▶ [Directions for this task] Output all entries verbatim. Skip pictures.

▶ [Dataset extract]

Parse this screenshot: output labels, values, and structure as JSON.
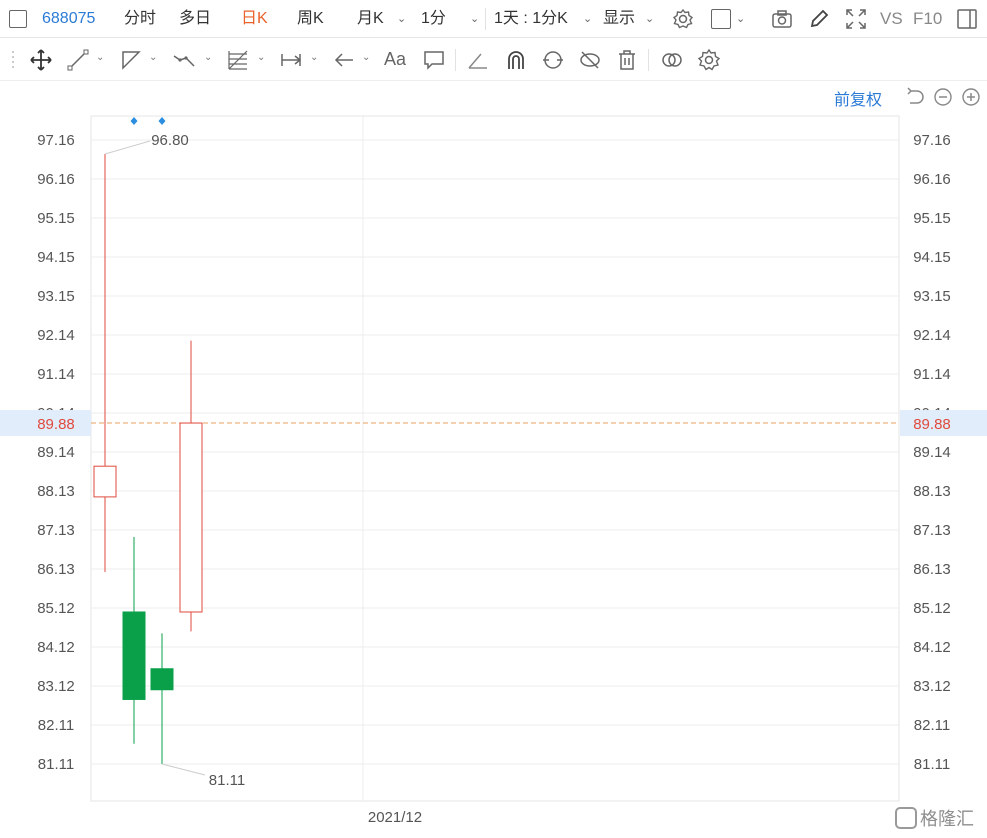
{
  "topbar": {
    "code": "688075",
    "items": [
      "分时",
      "多日",
      "日K",
      "周K",
      "月K",
      "1分",
      "1天 : 1分K",
      "显示",
      "VS",
      "F10"
    ],
    "active": "日K"
  },
  "toolbar2": {
    "font_label": "Aa"
  },
  "adjust_label": "前复权",
  "watermark": "格隆汇",
  "chart_data": {
    "type": "candlestick",
    "y_ticks": [
      "97.16",
      "96.16",
      "95.15",
      "94.15",
      "93.15",
      "92.14",
      "91.14",
      "90.14",
      "89.14",
      "88.13",
      "87.13",
      "86.13",
      "85.12",
      "84.12",
      "83.12",
      "82.11",
      "81.11"
    ],
    "ylim": [
      80.1,
      98.1
    ],
    "x_label": "2021/12",
    "current_price": 89.88,
    "high_label": "96.80",
    "low_label": "81.11",
    "candles": [
      {
        "open": 87.98,
        "close": 88.77,
        "high": 96.8,
        "low": 86.05
      },
      {
        "open": 85.02,
        "close": 82.77,
        "high": 86.95,
        "low": 81.63
      },
      {
        "open": 83.56,
        "close": 83.02,
        "high": 84.47,
        "low": 81.11
      },
      {
        "open": 85.02,
        "close": 89.88,
        "high": 92.0,
        "low": 84.52
      }
    ],
    "colors": {
      "up": "#e04a3c",
      "down": "#0aa04a",
      "price_line": "#e8a060",
      "price_text": "#e04a3c",
      "grid": "#ececec",
      "axis_text": "#555555",
      "marker": "#2b8ee0"
    }
  }
}
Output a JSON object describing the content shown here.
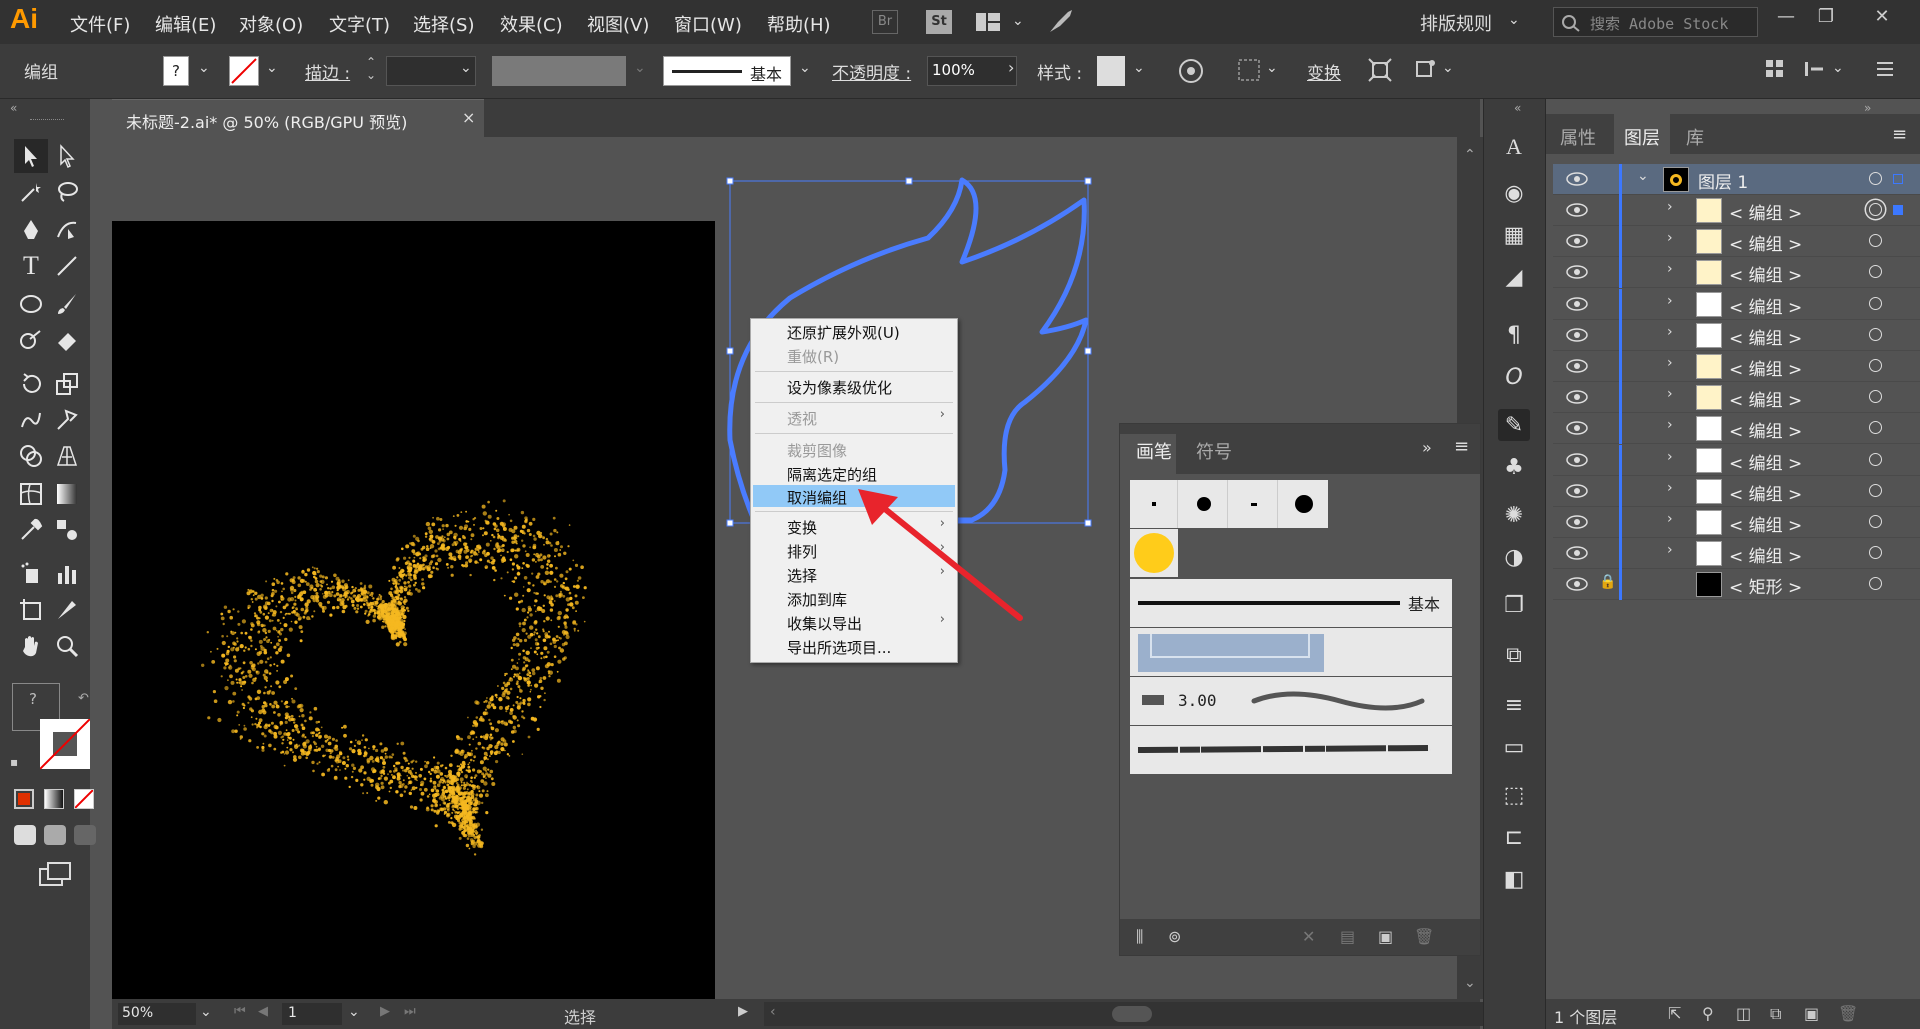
{
  "app": {
    "logo": "Ai"
  },
  "menu": [
    "文件(F)",
    "编辑(E)",
    "对象(O)",
    "文字(T)",
    "选择(S)",
    "效果(C)",
    "视图(V)",
    "窗口(W)",
    "帮助(H)"
  ],
  "menu_badges": [
    "Br",
    "St"
  ],
  "workspace": {
    "label": "排版规则",
    "search_placeholder": "搜索 Adobe Stock"
  },
  "control": {
    "selection_label": "编组",
    "stroke_label": "描边 :",
    "stroke_style": "基本",
    "opacity_label": "不透明度 :",
    "opacity_value": "100%",
    "style_label": "样式 :",
    "transform_label": "变换"
  },
  "document": {
    "tab_title": "未标题-2.ai* @ 50% (RGB/GPU 预览)",
    "close": "×"
  },
  "status": {
    "zoom": "50%",
    "page": "1",
    "mode": "选择"
  },
  "context_menu": {
    "items": [
      {
        "label": "还原扩展外观(U)",
        "disabled": false,
        "submenu": false
      },
      {
        "label": "重做(R)",
        "disabled": true,
        "submenu": false
      },
      {
        "label": "设为像素级优化",
        "disabled": false,
        "submenu": false
      },
      {
        "label": "透视",
        "disabled": true,
        "submenu": true
      },
      {
        "label": "裁剪图像",
        "disabled": true,
        "submenu": false
      },
      {
        "label": "隔离选定的组",
        "disabled": false,
        "submenu": false
      },
      {
        "label": "取消编组",
        "disabled": false,
        "submenu": false,
        "highlighted": true
      },
      {
        "label": "变换",
        "disabled": false,
        "submenu": true
      },
      {
        "label": "排列",
        "disabled": false,
        "submenu": true
      },
      {
        "label": "选择",
        "disabled": false,
        "submenu": true
      },
      {
        "label": "添加到库",
        "disabled": false,
        "submenu": false
      },
      {
        "label": "收集以导出",
        "disabled": false,
        "submenu": true
      },
      {
        "label": "导出所选项目...",
        "disabled": false,
        "submenu": false
      }
    ]
  },
  "brush_panel": {
    "tabs": [
      "画笔",
      "符号"
    ],
    "basic_label": "基本",
    "size_value": "3.00"
  },
  "layers_panel": {
    "tabs": [
      "属性",
      "图层",
      "库"
    ],
    "layer_name": "图层 1",
    "rows": [
      "< 编组 >",
      "< 编组 >",
      "< 编组 >",
      "< 编组 >",
      "< 编组 >",
      "< 编组 >",
      "< 编组 >",
      "< 编组 >",
      "< 编组 >",
      "< 编组 >",
      "< 编组 >",
      "< 编组 >",
      "< 矩形 >"
    ],
    "footer": "1 个图层"
  },
  "colors": {
    "accent": "#3c78ff",
    "selection_blue": "#4a7cff",
    "highlight": "#91c9f7",
    "particle": "#f5b820",
    "logo": "#ff9a00"
  }
}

▶ [Answer to this exercise]
Parse this screenshot: output labels, values, and structure as JSON.
{
  "topbar": {
    "code": "688075",
    "items": [
      "分时",
      "多日",
      "日K",
      "周K",
      "月K",
      "1分",
      "1天 : 1分K",
      "显示",
      "VS",
      "F10"
    ],
    "active": "日K"
  },
  "toolbar2": {
    "font_label": "Aa"
  },
  "adjust_label": "前复权",
  "watermark": "格隆汇",
  "chart_data": {
    "type": "candlestick",
    "y_ticks": [
      "97.16",
      "96.16",
      "95.15",
      "94.15",
      "93.15",
      "92.14",
      "91.14",
      "90.14",
      "89.14",
      "88.13",
      "87.13",
      "86.13",
      "85.12",
      "84.12",
      "83.12",
      "82.11",
      "81.11"
    ],
    "ylim": [
      80.1,
      98.1
    ],
    "x_label": "2021/12",
    "current_price": 89.88,
    "high_label": "96.80",
    "low_label": "81.11",
    "candles": [
      {
        "open": 87.98,
        "close": 88.77,
        "high": 96.8,
        "low": 86.05
      },
      {
        "open": 85.02,
        "close": 82.77,
        "high": 86.95,
        "low": 81.63
      },
      {
        "open": 83.56,
        "close": 83.02,
        "high": 84.47,
        "low": 81.11
      },
      {
        "open": 85.02,
        "close": 89.88,
        "high": 92.0,
        "low": 84.52
      }
    ],
    "colors": {
      "up": "#e04a3c",
      "down": "#0aa04a",
      "price_line": "#e8a060",
      "price_text": "#e04a3c",
      "grid": "#ececec",
      "axis_text": "#555555",
      "marker": "#2b8ee0"
    }
  }
}
Output a JSON object describing the content shown here.
{
  "app": {
    "logo": "Ai"
  },
  "menu": [
    "文件(F)",
    "编辑(E)",
    "对象(O)",
    "文字(T)",
    "选择(S)",
    "效果(C)",
    "视图(V)",
    "窗口(W)",
    "帮助(H)"
  ],
  "menu_badges": [
    "Br",
    "St"
  ],
  "workspace": {
    "label": "排版规则",
    "search_placeholder": "搜索 Adobe Stock"
  },
  "control": {
    "selection_label": "编组",
    "stroke_label": "描边 :",
    "stroke_style": "基本",
    "opacity_label": "不透明度 :",
    "opacity_value": "100%",
    "style_label": "样式 :",
    "transform_label": "变换"
  },
  "document": {
    "tab_title": "未标题-2.ai* @ 50% (RGB/GPU 预览)",
    "close": "×"
  },
  "status": {
    "zoom": "50%",
    "page": "1",
    "mode": "选择"
  },
  "context_menu": {
    "items": [
      {
        "label": "还原扩展外观(U)",
        "disabled": false,
        "submenu": false
      },
      {
        "label": "重做(R)",
        "disabled": true,
        "submenu": false
      },
      {
        "label": "设为像素级优化",
        "disabled": false,
        "submenu": false
      },
      {
        "label": "透视",
        "disabled": true,
        "submenu": true
      },
      {
        "label": "裁剪图像",
        "disabled": true,
        "submenu": false
      },
      {
        "label": "隔离选定的组",
        "disabled": false,
        "submenu": false
      },
      {
        "label": "取消编组",
        "disabled": false,
        "submenu": false,
        "highlighted": true
      },
      {
        "label": "变换",
        "disabled": false,
        "submenu": true
      },
      {
        "label": "排列",
        "disabled": false,
        "submenu": true
      },
      {
        "label": "选择",
        "disabled": false,
        "submenu": true
      },
      {
        "label": "添加到库",
        "disabled": false,
        "submenu": false
      },
      {
        "label": "收集以导出",
        "disabled": false,
        "submenu": true
      },
      {
        "label": "导出所选项目...",
        "disabled": false,
        "submenu": false
      }
    ]
  },
  "brush_panel": {
    "tabs": [
      "画笔",
      "符号"
    ],
    "basic_label": "基本",
    "size_value": "3.00"
  },
  "layers_panel": {
    "tabs": [
      "属性",
      "图层",
      "库"
    ],
    "layer_name": "图层 1",
    "rows": [
      "< 编组 >",
      "< 编组 >",
      "< 编组 >",
      "< 编组 >",
      "< 编组 >",
      "< 编组 >",
      "< 编组 >",
      "< 编组 >",
      "< 编组 >",
      "< 编组 >",
      "< 编组 >",
      "< 编组 >",
      "< 矩形 >"
    ],
    "footer": "1 个图层"
  },
  "colors": {
    "accent": "#3c78ff",
    "selection_blue": "#4a7cff",
    "highlight": "#91c9f7",
    "particle": "#f5b820",
    "logo": "#ff9a00"
  }
}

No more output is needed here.